No matter what the studios say, not matter what the big circuits say and no matter what the trade organizations say, this business of motion picture exhibition has been significantly altered.
This week after Disney announced the date of its streaming launch, November 12th and its surprisingly low price, Disney shares jumped on Friday by almost 12% . Disney shocked analysts by announcing it’s streaming service would be $6.99 a month, two dollars a month cheaper than Netflix’s basic subscription. Netflix shares traded lower by 4.5%.
Disney will debut in the USA on November 12, and has plans to make it’s service available according to the studio “in nearly all major regions of the world.” The pricing on Disney’s ad free service is surprisingly low $6.99 per month or $69.99 annually. That’s significantly lower than Netflix, which raised prices on its standard plan from $10.99 to $12.99 per month. Netflix’s basic plan is $8.99 a month.
In anticipation of the Disney announcement the cash rich Apple announced its own streaming offering and other streamers are making plans to greatly expand their services. At the end of the day all of these streaming services want one thing. A direct pipeline to the consume on all levels. They want all middle men gone and they are demanding absolute control over the ecosystem of entertainment,
In the not too near past this behavior and level of monopoly would have sent the Department of Justice scurrying to review anti-trust guidelines and precedent. Now, with the present administration, you have the DOJ sending letters to the Academy of Motion Picture Arts and Sciences, telling them to play nice with Netflix. This is unprecedented and is indicative of the lobbying power of Netflix on Capitol Hill. The DOJ is telling the Oscars that it must allow Netflix to be nominated.
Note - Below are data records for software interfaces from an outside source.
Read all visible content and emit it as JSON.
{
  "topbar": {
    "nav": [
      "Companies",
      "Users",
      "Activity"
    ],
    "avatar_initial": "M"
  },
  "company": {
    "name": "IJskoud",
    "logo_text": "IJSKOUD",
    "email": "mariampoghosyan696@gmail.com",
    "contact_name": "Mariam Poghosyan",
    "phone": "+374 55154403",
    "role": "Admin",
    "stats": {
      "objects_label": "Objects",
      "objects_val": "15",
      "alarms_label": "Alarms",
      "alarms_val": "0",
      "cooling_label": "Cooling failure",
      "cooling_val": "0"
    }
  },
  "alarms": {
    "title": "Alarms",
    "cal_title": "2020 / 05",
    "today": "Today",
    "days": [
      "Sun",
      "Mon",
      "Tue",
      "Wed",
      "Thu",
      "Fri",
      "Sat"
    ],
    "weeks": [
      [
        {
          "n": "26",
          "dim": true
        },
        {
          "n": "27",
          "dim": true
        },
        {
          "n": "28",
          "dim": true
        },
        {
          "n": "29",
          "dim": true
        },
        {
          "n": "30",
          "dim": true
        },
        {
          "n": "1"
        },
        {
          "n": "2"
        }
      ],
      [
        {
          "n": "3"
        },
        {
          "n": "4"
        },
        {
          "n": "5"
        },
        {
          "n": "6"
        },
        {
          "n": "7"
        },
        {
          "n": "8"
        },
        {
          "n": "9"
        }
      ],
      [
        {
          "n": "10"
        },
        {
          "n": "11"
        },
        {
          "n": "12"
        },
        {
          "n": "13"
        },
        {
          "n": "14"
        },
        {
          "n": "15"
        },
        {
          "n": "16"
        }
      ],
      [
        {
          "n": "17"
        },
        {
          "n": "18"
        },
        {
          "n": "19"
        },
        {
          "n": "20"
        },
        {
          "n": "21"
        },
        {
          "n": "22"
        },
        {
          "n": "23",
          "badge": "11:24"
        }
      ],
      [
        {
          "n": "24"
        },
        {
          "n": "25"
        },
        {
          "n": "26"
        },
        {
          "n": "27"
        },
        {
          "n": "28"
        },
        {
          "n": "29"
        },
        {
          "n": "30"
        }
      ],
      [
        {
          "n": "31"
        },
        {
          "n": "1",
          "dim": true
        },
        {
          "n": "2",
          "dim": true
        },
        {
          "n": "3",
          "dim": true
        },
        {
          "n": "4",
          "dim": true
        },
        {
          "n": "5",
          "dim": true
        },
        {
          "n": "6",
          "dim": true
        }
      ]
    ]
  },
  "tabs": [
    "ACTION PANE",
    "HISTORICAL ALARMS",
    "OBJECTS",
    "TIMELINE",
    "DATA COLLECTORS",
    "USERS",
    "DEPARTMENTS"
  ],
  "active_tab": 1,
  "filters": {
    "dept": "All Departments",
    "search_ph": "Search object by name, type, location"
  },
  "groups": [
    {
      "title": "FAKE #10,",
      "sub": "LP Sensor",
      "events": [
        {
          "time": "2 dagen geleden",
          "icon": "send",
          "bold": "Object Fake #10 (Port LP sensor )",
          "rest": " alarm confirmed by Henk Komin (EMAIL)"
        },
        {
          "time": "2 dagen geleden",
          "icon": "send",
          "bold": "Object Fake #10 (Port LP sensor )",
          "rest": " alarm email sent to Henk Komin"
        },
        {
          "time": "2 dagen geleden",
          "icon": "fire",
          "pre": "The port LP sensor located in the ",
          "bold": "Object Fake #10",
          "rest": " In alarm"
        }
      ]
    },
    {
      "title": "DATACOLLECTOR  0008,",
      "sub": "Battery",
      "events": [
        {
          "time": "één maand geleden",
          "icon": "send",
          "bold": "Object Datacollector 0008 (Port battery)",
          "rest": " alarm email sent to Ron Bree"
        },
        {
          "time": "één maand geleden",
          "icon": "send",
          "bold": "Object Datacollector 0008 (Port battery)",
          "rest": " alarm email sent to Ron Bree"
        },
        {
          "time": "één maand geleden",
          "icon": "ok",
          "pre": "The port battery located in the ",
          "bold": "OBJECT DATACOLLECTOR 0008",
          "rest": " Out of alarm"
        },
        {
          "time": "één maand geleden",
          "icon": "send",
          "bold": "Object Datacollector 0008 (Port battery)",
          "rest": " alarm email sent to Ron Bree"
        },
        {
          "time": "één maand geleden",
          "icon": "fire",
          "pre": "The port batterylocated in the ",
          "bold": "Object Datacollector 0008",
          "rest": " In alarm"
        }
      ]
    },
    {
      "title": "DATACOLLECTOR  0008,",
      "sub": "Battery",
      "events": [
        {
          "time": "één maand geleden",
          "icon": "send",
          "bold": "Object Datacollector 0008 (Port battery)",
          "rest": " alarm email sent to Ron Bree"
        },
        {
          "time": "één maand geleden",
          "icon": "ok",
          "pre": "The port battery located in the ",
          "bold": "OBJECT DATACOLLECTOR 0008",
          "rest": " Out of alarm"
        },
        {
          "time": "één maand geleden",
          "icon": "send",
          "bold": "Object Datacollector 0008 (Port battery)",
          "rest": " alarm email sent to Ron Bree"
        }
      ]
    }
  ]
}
Forget about the vertical stratification of the studios, the collusive business practices and the freezing out of the motion picture exhibition business.
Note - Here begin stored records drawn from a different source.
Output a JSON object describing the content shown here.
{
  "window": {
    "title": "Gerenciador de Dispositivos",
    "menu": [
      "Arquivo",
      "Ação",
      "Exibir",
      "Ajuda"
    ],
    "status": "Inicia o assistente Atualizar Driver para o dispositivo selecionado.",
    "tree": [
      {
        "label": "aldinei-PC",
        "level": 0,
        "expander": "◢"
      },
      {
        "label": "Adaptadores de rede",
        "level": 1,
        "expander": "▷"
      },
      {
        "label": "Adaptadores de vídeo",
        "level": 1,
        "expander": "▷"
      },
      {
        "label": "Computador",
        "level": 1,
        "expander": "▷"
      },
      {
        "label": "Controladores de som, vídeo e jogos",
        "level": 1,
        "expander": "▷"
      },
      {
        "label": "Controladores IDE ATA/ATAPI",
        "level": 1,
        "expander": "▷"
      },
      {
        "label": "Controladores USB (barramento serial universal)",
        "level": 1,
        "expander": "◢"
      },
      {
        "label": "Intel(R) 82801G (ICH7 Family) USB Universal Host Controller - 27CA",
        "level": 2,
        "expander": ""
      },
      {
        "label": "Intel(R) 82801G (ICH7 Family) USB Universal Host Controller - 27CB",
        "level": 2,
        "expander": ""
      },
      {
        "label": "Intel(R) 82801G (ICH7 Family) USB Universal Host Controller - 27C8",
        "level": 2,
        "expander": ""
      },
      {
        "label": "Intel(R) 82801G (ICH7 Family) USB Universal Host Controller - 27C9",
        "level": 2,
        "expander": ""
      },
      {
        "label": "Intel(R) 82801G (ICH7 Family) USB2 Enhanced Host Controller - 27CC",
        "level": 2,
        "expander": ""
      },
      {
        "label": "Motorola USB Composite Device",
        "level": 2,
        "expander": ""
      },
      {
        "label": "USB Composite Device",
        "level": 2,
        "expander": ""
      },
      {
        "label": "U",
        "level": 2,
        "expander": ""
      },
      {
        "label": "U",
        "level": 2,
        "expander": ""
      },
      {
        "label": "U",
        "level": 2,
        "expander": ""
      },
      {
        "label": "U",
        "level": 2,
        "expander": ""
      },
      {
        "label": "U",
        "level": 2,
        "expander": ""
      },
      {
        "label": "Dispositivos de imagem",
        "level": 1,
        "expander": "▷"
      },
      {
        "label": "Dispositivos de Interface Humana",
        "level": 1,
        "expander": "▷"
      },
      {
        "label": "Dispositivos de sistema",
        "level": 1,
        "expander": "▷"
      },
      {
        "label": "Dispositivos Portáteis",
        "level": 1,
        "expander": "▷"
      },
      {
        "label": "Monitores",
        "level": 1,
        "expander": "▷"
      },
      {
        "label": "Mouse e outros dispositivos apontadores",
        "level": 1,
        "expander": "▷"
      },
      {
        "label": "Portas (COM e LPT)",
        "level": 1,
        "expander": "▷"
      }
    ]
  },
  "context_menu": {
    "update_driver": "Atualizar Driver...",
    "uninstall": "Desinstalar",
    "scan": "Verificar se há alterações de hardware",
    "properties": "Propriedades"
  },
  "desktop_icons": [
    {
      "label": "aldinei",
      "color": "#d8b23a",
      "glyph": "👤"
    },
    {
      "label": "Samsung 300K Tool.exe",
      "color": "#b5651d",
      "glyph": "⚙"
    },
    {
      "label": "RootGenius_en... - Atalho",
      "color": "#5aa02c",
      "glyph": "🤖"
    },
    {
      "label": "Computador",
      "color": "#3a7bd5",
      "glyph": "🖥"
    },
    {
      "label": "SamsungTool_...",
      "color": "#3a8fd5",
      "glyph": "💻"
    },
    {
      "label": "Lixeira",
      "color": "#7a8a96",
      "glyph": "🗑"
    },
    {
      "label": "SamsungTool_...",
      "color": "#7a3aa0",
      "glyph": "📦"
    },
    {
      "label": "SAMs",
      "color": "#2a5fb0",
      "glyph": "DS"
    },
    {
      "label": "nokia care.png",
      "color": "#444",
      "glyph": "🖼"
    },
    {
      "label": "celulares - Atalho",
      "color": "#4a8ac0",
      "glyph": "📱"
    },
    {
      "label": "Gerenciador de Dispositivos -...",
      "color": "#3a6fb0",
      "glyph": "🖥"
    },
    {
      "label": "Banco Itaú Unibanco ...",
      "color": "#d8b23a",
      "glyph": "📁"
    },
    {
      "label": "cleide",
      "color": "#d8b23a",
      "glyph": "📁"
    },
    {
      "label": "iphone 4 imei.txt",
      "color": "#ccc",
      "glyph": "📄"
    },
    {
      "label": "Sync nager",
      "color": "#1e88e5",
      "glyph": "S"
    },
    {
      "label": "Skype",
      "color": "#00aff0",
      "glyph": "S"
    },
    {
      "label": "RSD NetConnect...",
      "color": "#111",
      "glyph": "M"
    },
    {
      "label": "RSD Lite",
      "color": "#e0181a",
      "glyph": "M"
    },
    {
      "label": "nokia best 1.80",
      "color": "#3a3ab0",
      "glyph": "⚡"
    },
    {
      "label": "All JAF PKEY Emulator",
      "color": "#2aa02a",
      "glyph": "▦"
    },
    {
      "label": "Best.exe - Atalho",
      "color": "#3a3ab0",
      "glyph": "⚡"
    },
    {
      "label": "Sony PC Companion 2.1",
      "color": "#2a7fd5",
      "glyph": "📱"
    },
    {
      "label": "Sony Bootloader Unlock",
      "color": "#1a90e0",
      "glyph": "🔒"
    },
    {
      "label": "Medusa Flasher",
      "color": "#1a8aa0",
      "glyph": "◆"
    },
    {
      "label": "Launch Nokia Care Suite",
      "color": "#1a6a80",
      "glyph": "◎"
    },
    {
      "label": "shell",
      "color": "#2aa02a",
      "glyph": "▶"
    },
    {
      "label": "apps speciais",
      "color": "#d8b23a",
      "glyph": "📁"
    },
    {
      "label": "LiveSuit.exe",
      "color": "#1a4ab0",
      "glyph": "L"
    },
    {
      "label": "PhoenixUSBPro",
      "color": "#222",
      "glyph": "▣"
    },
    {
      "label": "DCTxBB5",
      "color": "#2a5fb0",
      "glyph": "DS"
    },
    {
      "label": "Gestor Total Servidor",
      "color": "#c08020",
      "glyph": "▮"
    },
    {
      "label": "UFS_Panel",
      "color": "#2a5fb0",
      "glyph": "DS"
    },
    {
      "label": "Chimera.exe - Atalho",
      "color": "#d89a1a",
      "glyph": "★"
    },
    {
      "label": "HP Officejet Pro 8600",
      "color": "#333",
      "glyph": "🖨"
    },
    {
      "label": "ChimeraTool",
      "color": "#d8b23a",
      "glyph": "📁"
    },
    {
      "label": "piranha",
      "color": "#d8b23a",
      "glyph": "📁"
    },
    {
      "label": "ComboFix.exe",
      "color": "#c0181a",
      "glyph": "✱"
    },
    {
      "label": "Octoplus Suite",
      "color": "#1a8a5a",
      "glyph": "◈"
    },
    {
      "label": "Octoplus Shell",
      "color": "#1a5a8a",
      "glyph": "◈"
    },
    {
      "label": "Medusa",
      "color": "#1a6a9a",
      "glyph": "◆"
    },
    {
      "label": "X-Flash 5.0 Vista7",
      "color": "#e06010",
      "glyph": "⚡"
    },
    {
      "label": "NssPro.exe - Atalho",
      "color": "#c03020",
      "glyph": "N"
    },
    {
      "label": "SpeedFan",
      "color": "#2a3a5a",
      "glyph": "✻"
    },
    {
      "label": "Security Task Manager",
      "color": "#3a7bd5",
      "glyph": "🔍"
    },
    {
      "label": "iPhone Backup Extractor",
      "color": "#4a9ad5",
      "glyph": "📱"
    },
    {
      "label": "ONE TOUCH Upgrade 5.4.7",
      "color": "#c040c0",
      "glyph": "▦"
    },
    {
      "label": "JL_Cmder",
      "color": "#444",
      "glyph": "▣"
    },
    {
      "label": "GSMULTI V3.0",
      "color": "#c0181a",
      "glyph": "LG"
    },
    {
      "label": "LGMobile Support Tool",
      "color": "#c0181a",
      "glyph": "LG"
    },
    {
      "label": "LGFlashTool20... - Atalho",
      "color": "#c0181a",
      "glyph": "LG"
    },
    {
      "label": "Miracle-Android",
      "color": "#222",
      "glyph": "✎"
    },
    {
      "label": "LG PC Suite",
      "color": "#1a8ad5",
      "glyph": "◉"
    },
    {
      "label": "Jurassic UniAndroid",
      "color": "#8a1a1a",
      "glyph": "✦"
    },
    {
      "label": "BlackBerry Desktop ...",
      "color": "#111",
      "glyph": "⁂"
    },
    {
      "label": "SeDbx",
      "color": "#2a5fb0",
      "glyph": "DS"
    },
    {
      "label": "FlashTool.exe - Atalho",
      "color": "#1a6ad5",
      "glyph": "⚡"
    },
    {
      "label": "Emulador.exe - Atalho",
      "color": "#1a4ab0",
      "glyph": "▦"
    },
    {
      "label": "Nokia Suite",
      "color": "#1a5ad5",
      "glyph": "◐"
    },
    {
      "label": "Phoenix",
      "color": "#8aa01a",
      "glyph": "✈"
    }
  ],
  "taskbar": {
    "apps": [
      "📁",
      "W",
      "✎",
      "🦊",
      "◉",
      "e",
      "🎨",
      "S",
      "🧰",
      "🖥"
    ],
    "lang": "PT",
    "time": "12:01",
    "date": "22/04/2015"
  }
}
It was also announced this week that Disney would most likely take a 2.5 billion hit in launching it’s service. In its battle for streaming supremacy, it bought Fox, took control of 40% of studio output and are willing to do whatever it takes to wrest control of the hearts and minds of streaming households. This is a technological juggernaut. Netflix will begin tto produce bigger movies, including movies like The Irishmen directed by the iconic Martin Scorsese. Disney will begin to manipulate release windows in order to bolster it’s offerings. It will terminate the big screen placement of the Star Wars franchise and relegate it to its Disney+ offering. The Mandalorian, a Star Wars TV-show spinoff is in production as we speak and is set to launch alongside Disney + in November. The last Star Wars theatrical release, The Rise Of Skywalker hits the screen on December 20th.
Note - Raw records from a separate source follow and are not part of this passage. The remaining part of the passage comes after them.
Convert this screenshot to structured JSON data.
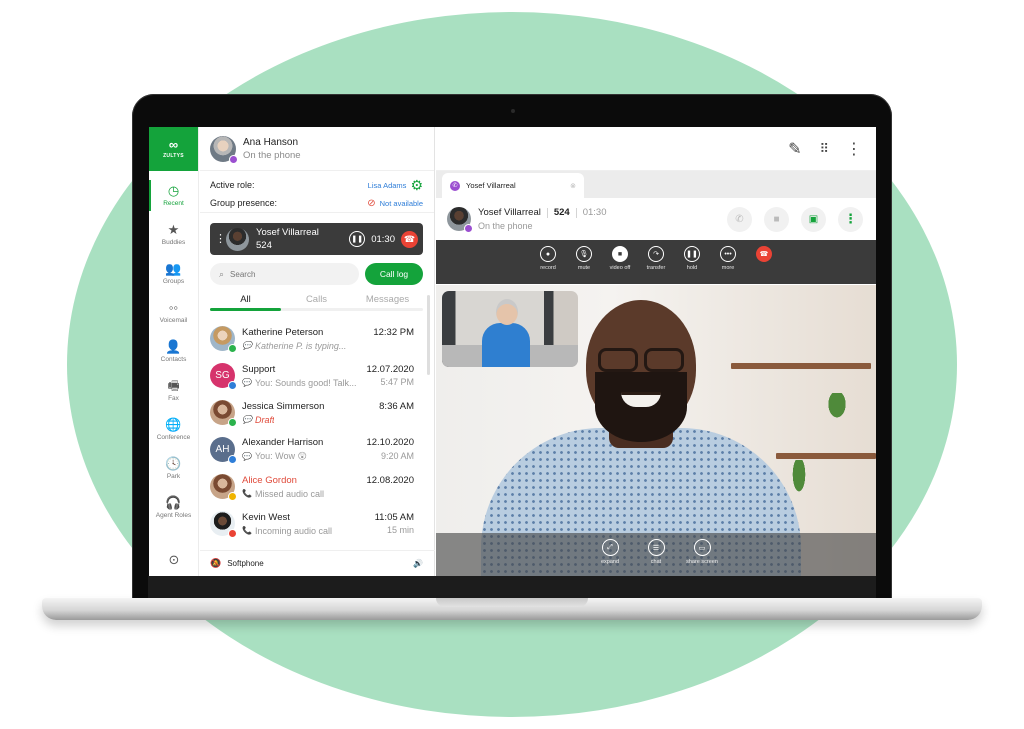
{
  "colors": {
    "brand_green": "#14a33b",
    "background_ellipse": "#a9e0c1",
    "link_blue": "#2f7ed8",
    "danger_red": "#ea4335",
    "call_purple": "#9b4fd0"
  },
  "app": {
    "logo_text": "ZULTYS"
  },
  "nav": {
    "items": [
      {
        "label": "Recent",
        "icon": "history-icon",
        "glyph": "◷",
        "active": true
      },
      {
        "label": "Buddies",
        "icon": "star-icon",
        "glyph": "★",
        "active": false
      },
      {
        "label": "Groups",
        "icon": "group-icon",
        "glyph": "👥",
        "active": false
      },
      {
        "label": "Voicemail",
        "icon": "voicemail-icon",
        "glyph": "◦◦",
        "active": false
      },
      {
        "label": "Contacts",
        "icon": "contact-icon",
        "glyph": "👤",
        "active": false
      },
      {
        "label": "Fax",
        "icon": "fax-icon",
        "glyph": "🖷",
        "active": false
      },
      {
        "label": "Conference",
        "icon": "globe-icon",
        "glyph": "🌐",
        "active": false
      },
      {
        "label": "Park",
        "icon": "clock-icon",
        "glyph": "🕓",
        "active": false
      },
      {
        "label": "Agent Roles",
        "icon": "headset-icon",
        "glyph": "🎧",
        "active": false
      }
    ],
    "location_icon": "map-pin-icon"
  },
  "user": {
    "name": "Ana Hanson",
    "status": "On the phone",
    "status_badge_color": "#9b4fd0"
  },
  "roles": {
    "active_role_label": "Active role:",
    "active_role_value": "Lisa Adams",
    "group_presence_label": "Group presence:",
    "group_presence_value": "Not available"
  },
  "active_call": {
    "name": "Yosef Villarreal",
    "extension": "524",
    "timer": "01:30"
  },
  "search": {
    "placeholder": "Search",
    "value": ""
  },
  "call_log_label": "Call log",
  "tabs": [
    {
      "label": "All",
      "active": true
    },
    {
      "label": "Calls",
      "active": false
    },
    {
      "label": "Messages",
      "active": false
    }
  ],
  "conversations": [
    {
      "name": "Katherine Peterson",
      "time": "12:32 PM",
      "sub": "Katherine P. is typing...",
      "sub_time": "",
      "sub_icon": "💬",
      "style": "italic",
      "avatar": "photo blond",
      "badge": "#2bb24c",
      "initials": "",
      "name_style": ""
    },
    {
      "name": "Support",
      "time": "12.07.2020",
      "sub": "You: Sounds good! Talk...",
      "sub_time": "5:47 PM",
      "sub_icon": "💬",
      "style": "",
      "avatar": "initials",
      "avatar_color": "#d6336c",
      "badge": "#2f7ed8",
      "initials": "SG",
      "name_style": ""
    },
    {
      "name": "Jessica Simmerson",
      "time": "8:36 AM",
      "sub": "Draft",
      "sub_time": "",
      "sub_icon": "💬",
      "style": "draft",
      "avatar": "photo warm",
      "badge": "#2bb24c",
      "initials": "",
      "name_style": ""
    },
    {
      "name": "Alexander Harrison",
      "time": "12.10.2020",
      "sub": "You: Wow 😲",
      "sub_time": "9:20 AM",
      "sub_icon": "💬",
      "style": "",
      "avatar": "initials",
      "avatar_color": "#5a6e8c",
      "badge": "#2f7ed8",
      "initials": "AH",
      "name_style": ""
    },
    {
      "name": "Alice Gordon",
      "time": "12.08.2020",
      "sub": "Missed audio call",
      "sub_time": "",
      "sub_icon": "📞",
      "style": "",
      "avatar": "photo warm",
      "badge": "#f0b400",
      "initials": "",
      "name_style": "missed"
    },
    {
      "name": "Kevin West",
      "time": "11:05 AM",
      "sub": "Incoming audio call",
      "sub_time": "15 min",
      "sub_icon": "📞",
      "style": "",
      "avatar": "photo kevin",
      "badge": "#ea4335",
      "initials": "",
      "name_style": ""
    }
  ],
  "softphone": {
    "label": "Softphone"
  },
  "call_panel": {
    "tab_title": "Yosef Villarreal",
    "peer_name": "Yosef Villarreal",
    "peer_extension": "524",
    "peer_timer": "01:30",
    "peer_status": "On the phone",
    "controls": [
      {
        "label": "record",
        "glyph": "●",
        "variant": ""
      },
      {
        "label": "mute",
        "glyph": "🎙",
        "variant": ""
      },
      {
        "label": "video off",
        "glyph": "■",
        "variant": "filled"
      },
      {
        "label": "transfer",
        "glyph": "↷",
        "variant": ""
      },
      {
        "label": "hold",
        "glyph": "❚❚",
        "variant": ""
      },
      {
        "label": "more",
        "glyph": "•••",
        "variant": ""
      },
      {
        "label": "",
        "glyph": "☎",
        "variant": "red"
      }
    ],
    "video_controls": [
      {
        "label": "expand",
        "glyph": "⤢"
      },
      {
        "label": "chat",
        "glyph": "☰"
      },
      {
        "label": "share screen",
        "glyph": "▭"
      }
    ]
  }
}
I will say it again, the primary reason that all this effort is being made is that the studios want a direct relationship with the consumer. At one time the theaters had that dominance in consumer relationships when it came to movies, then it had to share it with free TV and the pay TV services……now no more. The studios want everything.
In 2012, Disney struck a deal to sell its movies to Netflix for an estimated $300 million a year, instead of striking a deal with traditional outlets like the cable TV channels. In 2015 it became apparent that the Disney cable offerings were losing millions of viewers, Bob Iger head honcho at Disney made the following statement : “We look at Netflix as more friend than foe. They’ve become an aggressive customer of ours,”. Two years later Disney would do a complete about face. It bought a company called Bamtech who had experienced success in streaming Major League Baseball and began their march to streaming supremacy.
Disney claims that it will have up to 90 million subscribers by 2024, with the majority of them coming from outside the USA. This will have the additional impact of eroding the foreign film markets. Both Netflix and Disney will start taking global rights for independent productions furthering shaking up the global movie economy, displacing foreign independent distributors.
In 2019 Disney’s three streaming operations will run a loss of $3.9 billion according to analyst Michael Nathanson. Shockingly the loss will rise to $4.9 billion the next year, with Disney+ accounting for $2.5 billion of that loss. Last year The House Of Mouse created $59 billion in revenue, and made more than $10 billion in profit. This year, by the swallowing of Fox, it is projected to make another $10 billion profit on $71 billion in revenue. By 2023, it should be a $100 billion company. Disney claims by 2024 its services will be profitable.
Do I think Disney or any other studio is purposefully going to destroy movie going? I would say no…but I do think that by necessity they will be forced to ensure that their respective streaming platforms with become the first window of release for motion pictures. There is too much money at stake and the fickle mistress of Wall Street is an unforgiving taskmaster. War has broken out and the theaters have to be nimble and creative in order to avoid being collateral damage in the super heated streaming wars.